[WHAT THE TASK REQUIRES] Collect all lines containing the word "Roulette" from the data.

※

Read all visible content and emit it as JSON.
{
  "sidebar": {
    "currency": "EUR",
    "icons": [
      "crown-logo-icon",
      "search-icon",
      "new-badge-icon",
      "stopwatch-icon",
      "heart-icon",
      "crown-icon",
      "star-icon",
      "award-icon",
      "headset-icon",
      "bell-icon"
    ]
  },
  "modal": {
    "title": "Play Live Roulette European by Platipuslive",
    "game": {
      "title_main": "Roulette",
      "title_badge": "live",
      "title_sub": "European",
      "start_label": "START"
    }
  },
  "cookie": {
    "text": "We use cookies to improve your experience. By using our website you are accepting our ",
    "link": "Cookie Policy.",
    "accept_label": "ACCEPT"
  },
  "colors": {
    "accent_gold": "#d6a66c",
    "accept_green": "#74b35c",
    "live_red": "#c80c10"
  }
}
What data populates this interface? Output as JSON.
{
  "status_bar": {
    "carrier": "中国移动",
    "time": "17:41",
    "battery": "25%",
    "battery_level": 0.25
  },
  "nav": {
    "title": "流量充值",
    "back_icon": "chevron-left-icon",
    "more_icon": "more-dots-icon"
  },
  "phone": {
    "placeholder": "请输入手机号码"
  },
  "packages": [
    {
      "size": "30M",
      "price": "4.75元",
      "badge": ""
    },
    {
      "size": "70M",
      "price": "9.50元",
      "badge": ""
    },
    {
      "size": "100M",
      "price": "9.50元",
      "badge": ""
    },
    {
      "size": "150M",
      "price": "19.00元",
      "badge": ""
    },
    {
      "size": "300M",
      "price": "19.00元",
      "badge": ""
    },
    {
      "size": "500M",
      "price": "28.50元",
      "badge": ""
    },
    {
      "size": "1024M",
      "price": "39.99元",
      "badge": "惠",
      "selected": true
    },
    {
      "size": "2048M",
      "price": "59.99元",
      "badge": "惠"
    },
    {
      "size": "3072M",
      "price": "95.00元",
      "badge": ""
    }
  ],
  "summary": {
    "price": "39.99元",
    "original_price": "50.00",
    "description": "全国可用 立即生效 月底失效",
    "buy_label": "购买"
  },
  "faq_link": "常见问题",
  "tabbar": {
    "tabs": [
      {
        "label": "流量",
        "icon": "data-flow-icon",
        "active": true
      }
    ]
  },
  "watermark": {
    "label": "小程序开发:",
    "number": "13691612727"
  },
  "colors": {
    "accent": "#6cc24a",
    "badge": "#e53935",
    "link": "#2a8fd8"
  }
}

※

[YOUR SOLUTION]
    "title": "Play Live Roulette European by Platipuslive",
      "title_main": "Roulette",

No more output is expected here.